Summers around Manly Hall are a lot busier than you may think, (and no, we’re not just referring to the heightened squirrel activity). In fact, there’s a lot of hard work that goes into preparing for each Fall semester. So to give you an idea of what our summers are like, we’ve created a short video to sum it up.

Busy Summer… from UA Religious Studies.

(Thanks to our crack movie-making team of Andie and Caity)

Research Suggestions, #48: To Cover or Not to Cover?

Have you been following the new U.S. President’s first overseas trip–including stops in Saudi Arabia, Israel, and Italy…?

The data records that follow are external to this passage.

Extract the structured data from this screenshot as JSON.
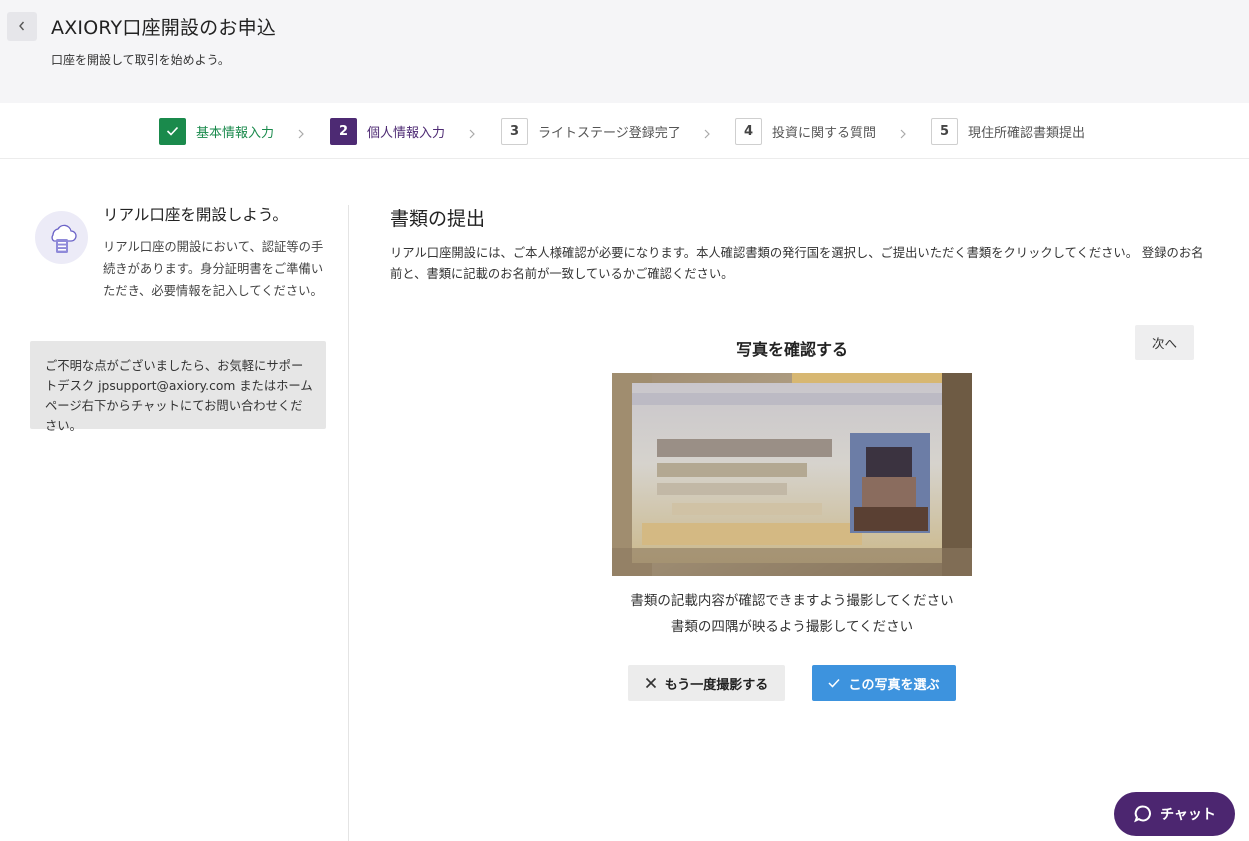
{
  "header": {
    "title": "AXIORY口座開設のお申込",
    "subtitle": "口座を開設して取引を始めよう。",
    "back_icon": "chevron-left-icon"
  },
  "stepper": {
    "steps": [
      {
        "number": "",
        "label": "基本情報入力",
        "state": "done",
        "icon": "check-icon"
      },
      {
        "number": "2",
        "label": "個人情報入力",
        "state": "active"
      },
      {
        "number": "3",
        "label": "ライトステージ登録完了",
        "state": "todo"
      },
      {
        "number": "4",
        "label": "投資に関する質問",
        "state": "todo"
      },
      {
        "number": "5",
        "label": "現住所確認書類提出",
        "state": "todo"
      }
    ]
  },
  "sidebar": {
    "title": "リアル口座を開設しよう。",
    "description": "リアル口座の開設において、認証等の手続きがあります。身分証明書をご準備いただき、必要情報を記入してください。",
    "support_text": "ご不明な点がございましたら、お気軽にサポートデスク jpsupport@axiory.com またはホームページ右下からチャットにてお問い合わせください。"
  },
  "main": {
    "title": "書類の提出",
    "description": "リアル口座開設には、ご本人様確認が必要になります。本人確認書類の発行国を選択し、ご提出いただく書類をクリックしてください。 登録のお名前と、書類に記載のお名前が一致しているかご確認ください。",
    "next_label": "次へ",
    "photo_title": "写真を確認する",
    "hint_1": "書類の記載内容が確認できますよう撮影してください",
    "hint_2": "書類の四隅が映るよう撮影してください",
    "retake_label": "もう一度撮影する",
    "select_label": "この写真を選ぶ"
  },
  "chat": {
    "label": "チャット"
  },
  "colors": {
    "done": "#1a8a4c",
    "active": "#4d2a73",
    "primary_button": "#3d93de",
    "chat": "#4c2670"
  }
}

Many news sources have commented on the fact that (as evidenced in the above photo), while in Saudi Arabia, Melania Trump, the First Lady, and her step-daughter, Ivanka, did not cover their heads (as is customary for women there) while in Vatican City, when visiting with the Pope, they did. Continue reading